      readCount++;
    }
  }
}

OK I lied, it looks adding code still breaks everything...it's not as broken as before. I can still control some devices. but now when I add more function calls, other functions just don't get called at all...it's very random.

For ex.
The power/direct'/optical function don't get called at all...but the vol up an down do...

bool JenkinsRemote::ControlLogitechSound (CMD_IR command)
{
	switch (command)
	{
		case CMD_POWER_ON_OFF:
			irsend.sendRaw(LogitechSoundPower,LOGITECH_CODE_SIZE,IR_FREQ);
			return true;
		break;
		case CMD_VOL_UP:
			irsend.sendRaw(LogitechSoundVolumeUp,LOGITECH_CODE_SIZE,IR_FREQ);
			return true;
		break;
		case CMD_VOL_DN:
			irsend.sendRaw(LogitechSoundVolumeDown,LOGITECH_CODE_SIZE,IR_FREQ);
			return true;
		break;
		case CMD_INPUT_DIRECT:
			irsend.sendRaw(LogitechSoundInputDirect,LOGITECH_CODE_SIZE,IR_FREQ);
			return true;
		break;
		case CMD_INPUT_OPTICAL:
			irsend.sendRaw(LogitechSoundInputOptical,LOGITECH_CODE_SIZE,IR_FREQ);
			return true;
		break;
		default:
			Serial.println("Invalid command");
		break;
	}
	
	return false;
}

In my sketch, when I comment out a function call (doesn't matter which), everything works perfectly...

void loop()
{
  if (commandComplete)
  {
    CMD_IR command = CMD_INVALID; 
    DEVICE_ID device;
    
    device = (DEVICE_ID)(stringRead[0] - '0');
    command = (CMD_IR)(atoi(&stringRead[1]));
    
    if (device == DEV_TV)
      jenkinsRemote.ControlSamsungTV(command);
    else if (device == DEV_SOUND_SYSTEM)
      jenkinsRemote.ControlLogitechSound(command);
    else if (device == DEV_FAN)
      jenkinsRemote.ControlFans(command);
    else if (device == DEV_LIGHT)
      jenkinsRemote.ControlLights(command);
    else if (device == DEV_COMPUTER)
      //jenkinsRemote.ControlComputer(command);
    else if (device == DEV_VERIZON_FIOS)
      jenkinsRemote.ControlFios(command);
    else
      Serial.println("Invalid Command");

    commandComplete = false;
  }
}

This makes no sense to me, hopefully someone out there knows wtf is going on.

Thanks.

This makes no sense to me, hopefully someone out there knows wtf is going on.

You have a limited amount of memory.
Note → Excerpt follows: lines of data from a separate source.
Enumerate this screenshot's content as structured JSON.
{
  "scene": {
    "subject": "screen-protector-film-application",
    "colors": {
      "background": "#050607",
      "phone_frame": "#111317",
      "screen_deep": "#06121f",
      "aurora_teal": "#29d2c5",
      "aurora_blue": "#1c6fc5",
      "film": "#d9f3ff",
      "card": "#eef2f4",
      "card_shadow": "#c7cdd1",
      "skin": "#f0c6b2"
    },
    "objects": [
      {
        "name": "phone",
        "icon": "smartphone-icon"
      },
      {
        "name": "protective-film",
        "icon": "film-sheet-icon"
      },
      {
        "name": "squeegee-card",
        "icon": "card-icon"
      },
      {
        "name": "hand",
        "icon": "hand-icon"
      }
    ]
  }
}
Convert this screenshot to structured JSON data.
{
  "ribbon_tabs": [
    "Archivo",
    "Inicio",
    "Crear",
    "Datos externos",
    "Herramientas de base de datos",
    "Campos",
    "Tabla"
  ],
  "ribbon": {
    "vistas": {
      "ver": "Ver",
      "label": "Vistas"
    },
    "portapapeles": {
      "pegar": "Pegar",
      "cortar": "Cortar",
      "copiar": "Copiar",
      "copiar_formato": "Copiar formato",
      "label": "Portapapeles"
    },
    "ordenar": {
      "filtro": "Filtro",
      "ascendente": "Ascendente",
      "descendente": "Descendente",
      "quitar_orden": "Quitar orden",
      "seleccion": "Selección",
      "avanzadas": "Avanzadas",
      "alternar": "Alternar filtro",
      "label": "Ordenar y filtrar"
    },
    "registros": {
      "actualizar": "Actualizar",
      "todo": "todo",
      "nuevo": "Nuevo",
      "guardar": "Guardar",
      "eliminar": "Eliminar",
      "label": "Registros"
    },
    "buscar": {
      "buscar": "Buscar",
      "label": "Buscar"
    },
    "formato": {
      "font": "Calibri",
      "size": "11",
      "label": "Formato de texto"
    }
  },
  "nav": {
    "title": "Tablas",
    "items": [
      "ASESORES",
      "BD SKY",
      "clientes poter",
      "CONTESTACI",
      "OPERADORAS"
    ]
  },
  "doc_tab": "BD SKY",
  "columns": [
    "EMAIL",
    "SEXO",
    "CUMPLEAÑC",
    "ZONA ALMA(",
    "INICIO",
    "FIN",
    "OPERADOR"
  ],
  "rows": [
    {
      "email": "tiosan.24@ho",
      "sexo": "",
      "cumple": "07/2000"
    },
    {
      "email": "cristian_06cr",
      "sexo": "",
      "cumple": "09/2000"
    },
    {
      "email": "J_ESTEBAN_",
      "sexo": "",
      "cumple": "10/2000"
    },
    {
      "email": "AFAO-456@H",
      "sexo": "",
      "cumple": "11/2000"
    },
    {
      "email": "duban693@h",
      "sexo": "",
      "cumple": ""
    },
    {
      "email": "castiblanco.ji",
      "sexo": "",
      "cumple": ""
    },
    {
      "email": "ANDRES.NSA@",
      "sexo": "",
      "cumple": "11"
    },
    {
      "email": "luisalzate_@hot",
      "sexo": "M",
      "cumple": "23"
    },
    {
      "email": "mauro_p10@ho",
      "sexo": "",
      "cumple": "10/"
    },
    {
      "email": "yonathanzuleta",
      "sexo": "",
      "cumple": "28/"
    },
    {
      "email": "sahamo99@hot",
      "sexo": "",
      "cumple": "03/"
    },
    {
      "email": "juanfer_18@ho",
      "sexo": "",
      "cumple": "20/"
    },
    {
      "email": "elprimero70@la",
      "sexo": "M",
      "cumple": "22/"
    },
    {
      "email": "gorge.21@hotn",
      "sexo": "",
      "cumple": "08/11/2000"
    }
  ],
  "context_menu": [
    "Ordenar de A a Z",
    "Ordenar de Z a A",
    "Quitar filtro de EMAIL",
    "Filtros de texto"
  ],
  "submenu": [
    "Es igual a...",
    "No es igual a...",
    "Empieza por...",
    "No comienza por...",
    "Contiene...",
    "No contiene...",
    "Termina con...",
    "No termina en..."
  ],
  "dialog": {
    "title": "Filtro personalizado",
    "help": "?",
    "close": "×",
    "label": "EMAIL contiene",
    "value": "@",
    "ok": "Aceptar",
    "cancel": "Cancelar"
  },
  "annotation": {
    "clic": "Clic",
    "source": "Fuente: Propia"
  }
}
You use more than you have. You get unexpected results.

There is nothing unexpected about this sequence of events. I can't imagine why it makes no sense to you.

But my sketch size says it's only 8006bytes/32526bytes

That's how much program memory you're using, not how much RAM